WORK REQUIRED => Write only how many lines in this data include "mais".
── MATERIAL SHOWN ──
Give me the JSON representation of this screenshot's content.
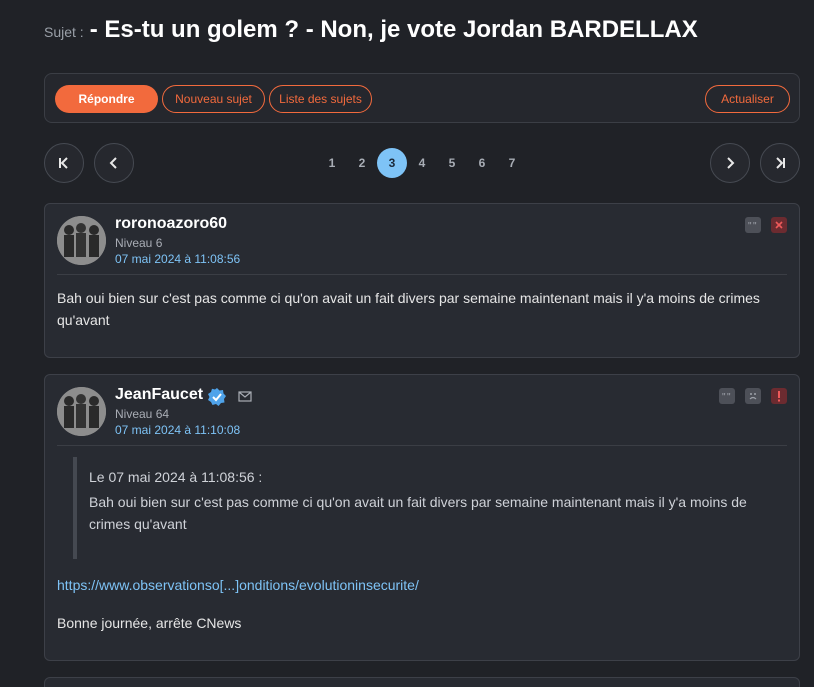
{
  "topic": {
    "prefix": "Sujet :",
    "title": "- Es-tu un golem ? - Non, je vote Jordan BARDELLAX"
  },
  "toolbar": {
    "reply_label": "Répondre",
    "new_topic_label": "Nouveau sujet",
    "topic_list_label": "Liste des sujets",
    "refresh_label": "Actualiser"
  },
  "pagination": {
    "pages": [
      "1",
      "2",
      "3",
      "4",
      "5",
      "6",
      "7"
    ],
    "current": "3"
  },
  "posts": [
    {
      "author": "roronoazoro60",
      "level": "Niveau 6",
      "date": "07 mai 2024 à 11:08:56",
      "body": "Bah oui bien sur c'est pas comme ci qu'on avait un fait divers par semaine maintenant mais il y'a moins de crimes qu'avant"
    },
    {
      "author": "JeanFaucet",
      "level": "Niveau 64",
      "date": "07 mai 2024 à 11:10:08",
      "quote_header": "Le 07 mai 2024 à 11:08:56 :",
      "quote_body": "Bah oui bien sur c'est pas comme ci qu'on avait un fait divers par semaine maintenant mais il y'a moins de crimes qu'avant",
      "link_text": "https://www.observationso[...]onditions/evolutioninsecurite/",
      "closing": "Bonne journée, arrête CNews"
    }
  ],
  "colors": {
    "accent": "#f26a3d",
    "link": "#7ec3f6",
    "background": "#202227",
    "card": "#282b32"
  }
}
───
ANSWER => 2